WHAT IS EXPECTED: Copy out the records precisely, omitting pictures.

DATA RECORDS:
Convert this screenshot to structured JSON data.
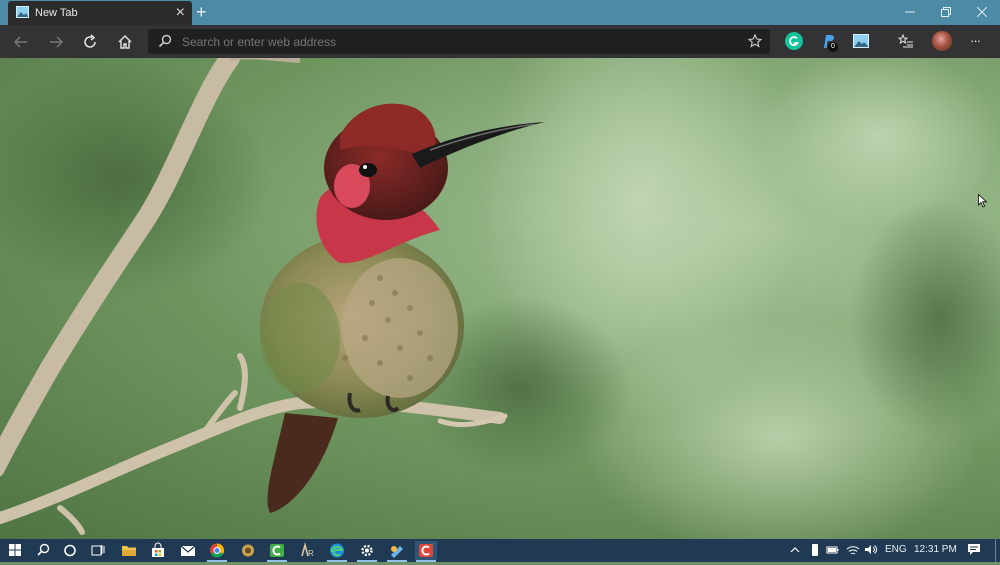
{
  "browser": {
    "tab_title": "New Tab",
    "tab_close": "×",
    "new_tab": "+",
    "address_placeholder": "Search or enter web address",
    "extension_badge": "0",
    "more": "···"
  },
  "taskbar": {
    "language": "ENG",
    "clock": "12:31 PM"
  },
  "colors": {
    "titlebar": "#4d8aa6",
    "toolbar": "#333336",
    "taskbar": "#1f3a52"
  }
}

ANSWER FOR THIS EXERCISE:
Convert this screenshot to structured JSON data.
{
  "browser": {
    "tab_title": "New Tab",
    "tab_close": "×",
    "new_tab": "+",
    "address_placeholder": "Search or enter web address",
    "extension_badge": "0",
    "more": "···"
  },
  "taskbar": {
    "language": "ENG",
    "clock": "12:31 PM"
  },
  "colors": {
    "titlebar": "#4d8aa6",
    "toolbar": "#333336",
    "taskbar": "#1f3a52"
  }
}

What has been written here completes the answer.